**What is needed**: Each line below that includes the word "background" adds one to the count; give that count and nothing else.

---------- Information ----------

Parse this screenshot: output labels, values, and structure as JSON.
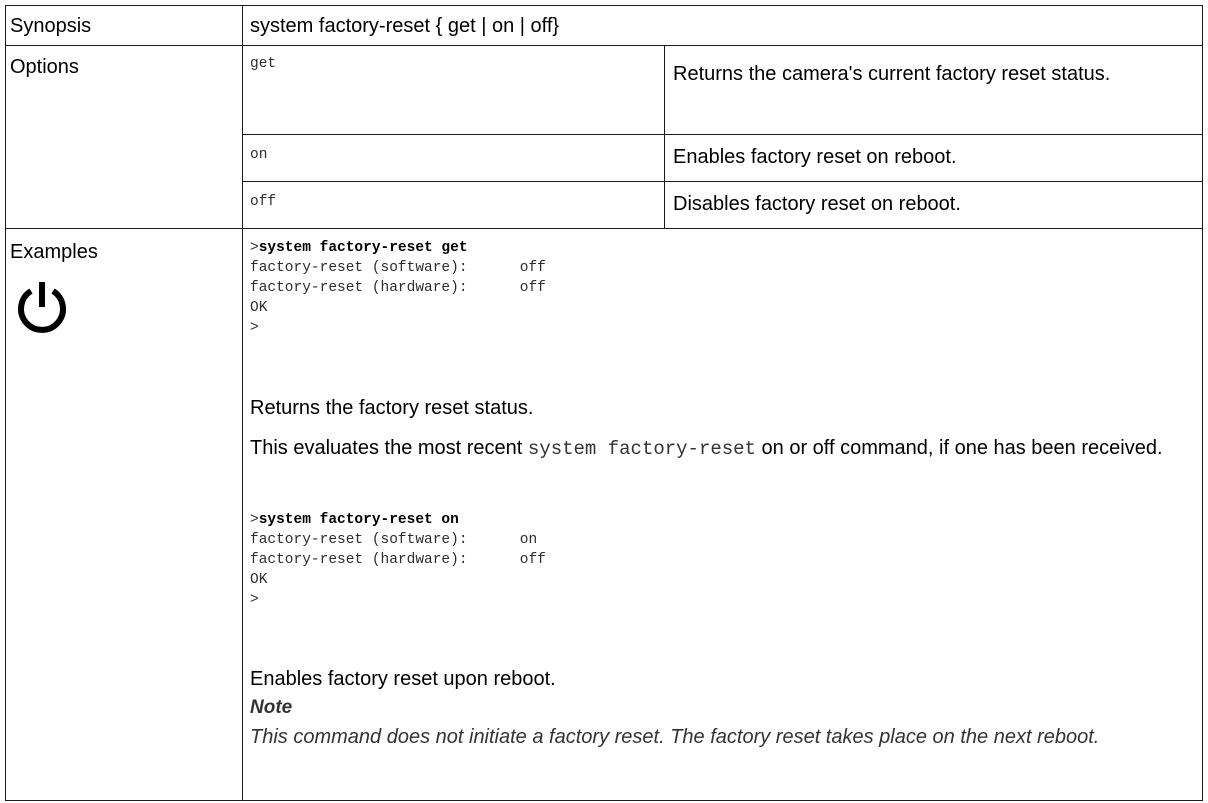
{
  "synopsis": {
    "label": "Synopsis",
    "text": "system factory-reset { get | on | off}"
  },
  "options": {
    "label": "Options",
    "rows": [
      {
        "option": "get",
        "description": "Returns the camera's current factory reset status."
      },
      {
        "option": "on",
        "description": "Enables factory reset on reboot."
      },
      {
        "option": "off",
        "description": "Disables factory reset on reboot."
      }
    ]
  },
  "examples": {
    "label": "Examples",
    "icon": "power-icon",
    "example1": {
      "prompt": ">",
      "command": "system factory-reset get",
      "lines": [
        "factory-reset (software):      off",
        "factory-reset (hardware):      off",
        "OK",
        ">"
      ],
      "description": "Returns the factory reset status.",
      "detail_before": "This evaluates the most recent ",
      "detail_code": "system factory-reset",
      "detail_after": " on or off command, if one has been received."
    },
    "example2": {
      "prompt": ">",
      "command": "system factory-reset on",
      "lines": [
        "factory-reset (software):      on",
        "factory-reset (hardware):      off",
        "OK",
        ">"
      ],
      "description": "Enables factory reset upon reboot."
    },
    "note": {
      "heading": "Note",
      "text": "This command does not initiate a factory reset. The factory reset takes place on the next reboot."
    }
  }
}
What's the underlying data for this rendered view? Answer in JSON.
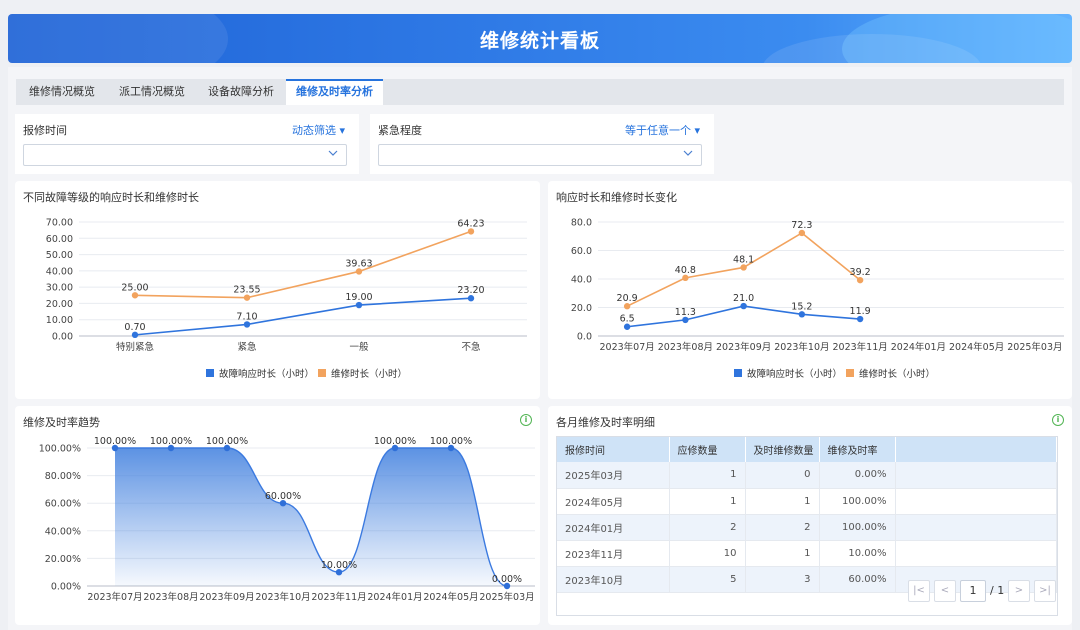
{
  "header": {
    "title": "维修统计看板"
  },
  "tabs": [
    {
      "label": "维修情况概览"
    },
    {
      "label": "派工情况概览"
    },
    {
      "label": "设备故障分析"
    },
    {
      "label": "维修及时率分析",
      "active": true
    }
  ],
  "filters": [
    {
      "label": "报修时间",
      "mode": "动态筛选",
      "value": ""
    },
    {
      "label": "紧急程度",
      "mode": "等于任意一个",
      "value": ""
    }
  ],
  "colors": {
    "primary": "#2673dd",
    "blue_series": "#2f74dd",
    "orange_series": "#f2a35e",
    "header_bg": "#2a6fdd"
  },
  "panels": {
    "level_chart_title": "不同故障等级的响应时长和维修时长",
    "trend_chart_title": "响应时长和维修时长变化",
    "rate_chart_title": "维修及时率趋势",
    "table_title": "各月维修及时率明细"
  },
  "legend": {
    "response": "故障响应时长（小时）",
    "repair": "维修时长（小时）"
  },
  "table": {
    "columns": [
      "报修时间",
      "应修数量",
      "及时维修数量",
      "维修及时率"
    ],
    "rows": [
      [
        "2025年03月",
        "1",
        "0",
        "0.00%"
      ],
      [
        "2024年05月",
        "1",
        "1",
        "100.00%"
      ],
      [
        "2024年01月",
        "2",
        "2",
        "100.00%"
      ],
      [
        "2023年11月",
        "10",
        "1",
        "10.00%"
      ],
      [
        "2023年10月",
        "5",
        "3",
        "60.00%"
      ]
    ]
  },
  "pagination": {
    "current": "1",
    "total": "/ 1"
  },
  "chart_data": [
    {
      "type": "line",
      "title": "不同故障等级的响应时长和维修时长",
      "categories": [
        "特别紧急",
        "紧急",
        "一般",
        "不急"
      ],
      "ylim": [
        0,
        70
      ],
      "yticks": [
        "0.00",
        "10.00",
        "20.00",
        "30.00",
        "40.00",
        "50.00",
        "60.00",
        "70.00"
      ],
      "series": [
        {
          "name": "故障响应时长（小时）",
          "values": [
            0.7,
            7.1,
            19.0,
            23.2
          ],
          "labels": [
            "0.70",
            "7.10",
            "19.00",
            "23.20"
          ]
        },
        {
          "name": "维修时长（小时）",
          "values": [
            25.0,
            23.55,
            39.63,
            64.23
          ],
          "labels": [
            "25.00",
            "23.55",
            "39.63",
            "64.23"
          ]
        }
      ],
      "legend": "bottom-center",
      "grid": true
    },
    {
      "type": "line",
      "title": "响应时长和维修时长变化",
      "categories": [
        "2023年07月",
        "2023年08月",
        "2023年09月",
        "2023年10月",
        "2023年11月",
        "2024年01月",
        "2024年05月",
        "2025年03月"
      ],
      "ylim": [
        0,
        80
      ],
      "yticks": [
        "0.0",
        "20.0",
        "40.0",
        "60.0",
        "80.0"
      ],
      "series": [
        {
          "name": "故障响应时长（小时）",
          "values": [
            6.5,
            11.3,
            21.0,
            15.2,
            11.9
          ],
          "labels": [
            "6.5",
            "11.3",
            "21.0",
            "15.2",
            "11.9"
          ]
        },
        {
          "name": "维修时长（小时）",
          "values": [
            20.9,
            40.8,
            48.1,
            72.3,
            39.2
          ],
          "labels": [
            "20.9",
            "40.8",
            "48.1",
            "72.3",
            "39.2"
          ]
        }
      ],
      "legend": "bottom-center",
      "grid": true
    },
    {
      "type": "area",
      "title": "维修及时率趋势",
      "categories": [
        "2023年07月",
        "2023年08月",
        "2023年09月",
        "2023年10月",
        "2023年11月",
        "2024年01月",
        "2024年05月",
        "2025年03月"
      ],
      "ylim": [
        0,
        100
      ],
      "yticks": [
        "0.00%",
        "20.00%",
        "40.00%",
        "60.00%",
        "80.00%",
        "100.00%"
      ],
      "series": [
        {
          "values": [
            100,
            100,
            100,
            60,
            10,
            100,
            100,
            0
          ],
          "labels": [
            "100.00%",
            "100.00%",
            "100.00%",
            "60.00%",
            "10.00%",
            "100.00%",
            "100.00%",
            "0.00%"
          ]
        }
      ],
      "grid": true
    }
  ]
}
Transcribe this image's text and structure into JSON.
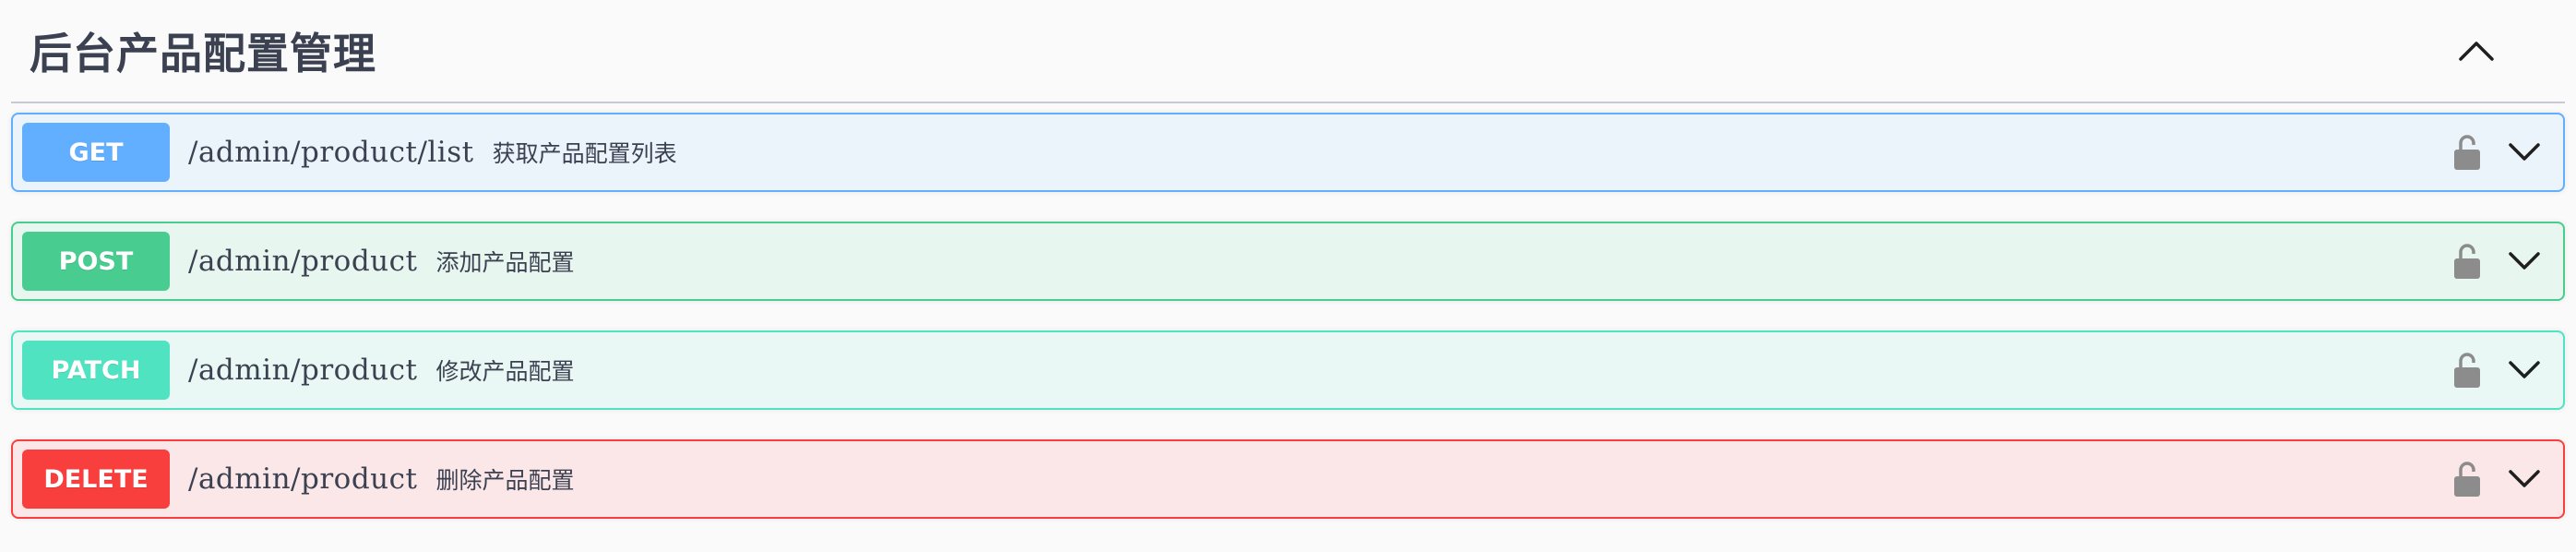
{
  "section": {
    "title": "后台产品配置管理",
    "collapse_icon": "chevron-up-icon"
  },
  "operations": [
    {
      "method": "GET",
      "path": "/admin/product/list",
      "summary": "获取产品配置列表",
      "color": "#61affe",
      "background": "#ebf3fb"
    },
    {
      "method": "POST",
      "path": "/admin/product",
      "summary": "添加产品配置",
      "color": "#49cc90",
      "background": "#e8f6f0"
    },
    {
      "method": "PATCH",
      "path": "/admin/product",
      "summary": "修改产品配置",
      "color": "#50e3c2",
      "background": "#e9f8f5"
    },
    {
      "method": "DELETE",
      "path": "/admin/product",
      "summary": "删除产品配置",
      "color": "#f93e3e",
      "background": "#fbe7e7"
    }
  ],
  "icons": {
    "lock": "unlocked-padlock-icon",
    "expand": "chevron-down-icon"
  }
}
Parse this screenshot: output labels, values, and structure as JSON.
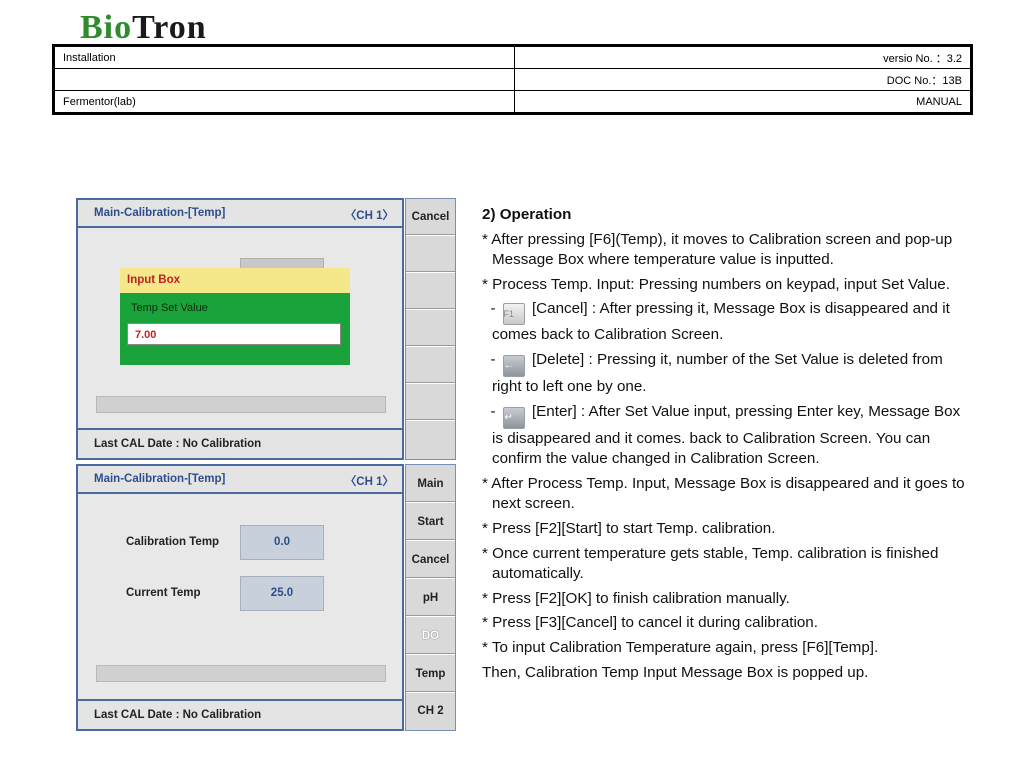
{
  "logo": {
    "part1": "Bio",
    "part2": "Tron"
  },
  "doc_header": {
    "r1_left": "Installation",
    "r1_right": "versio No. ：3.2",
    "r2_left": "",
    "r2_right": "DOC No.：13B",
    "r3_left": "Fermentor(lab)",
    "r3_right": "MANUAL"
  },
  "screen1": {
    "title": "Main-Calibration-[Temp]",
    "channel": "〈CH 1〉",
    "popup_header": "Input Box",
    "popup_label": "Temp Set Value",
    "popup_value": "7.00",
    "footer": "Last CAL Date : No Calibration",
    "softkeys": [
      "Cancel",
      "",
      "",
      "",
      "",
      "",
      ""
    ]
  },
  "screen2": {
    "title": "Main-Calibration-[Temp]",
    "channel": "〈CH 1〉",
    "calib_label": "Calibration Temp",
    "calib_value": "0.0",
    "current_label": "Current Temp",
    "current_value": "25.0",
    "footer": "Last CAL Date : No Calibration",
    "softkeys": [
      "Main",
      "Start",
      "Cancel",
      "pH",
      "DO",
      "Temp",
      "CH 2"
    ]
  },
  "key_icons": {
    "f1": "F1",
    "delete": "←",
    "enter": "↵"
  },
  "text": {
    "heading": "2) Operation",
    "p1": "*  After pressing [F6](Temp), it moves to Calibration screen and pop-up Message Box where temperature value is inputted.",
    "p2": "*  Process Temp. Input: Pressing numbers on keypad, input Set Value.",
    "b1_pre": "  - ",
    "b1_post": " [Cancel] : After pressing it, Message Box is disappeared and it comes back to Calibration Screen.",
    "b2_pre": "  - ",
    "b2_post": " [Delete] : Pressing it, number of the Set Value is deleted from right to left one by one.",
    "b3_pre": "  - ",
    "b3_post": " [Enter] : After Set Value input, pressing Enter key, Message Box is disappeared and it comes. back to Calibration Screen. You can confirm the value changed in Calibration Screen.",
    "p3": "* After Process Temp. Input, Message Box is disappeared and it goes to next screen.",
    "p4": "* Press [F2][Start] to start Temp. calibration.",
    "p5": "* Once current temperature gets stable, Temp. calibration is finished automatically.",
    "p6": "* Press [F2][OK] to finish calibration manually.",
    "p7": "* Press [F3][Cancel] to cancel it during calibration.",
    "p8": "* To input Calibration Temperature again, press [F6][Temp].",
    "p9": "Then, Calibration Temp Input Message Box is popped up."
  }
}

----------

**Task response**: 4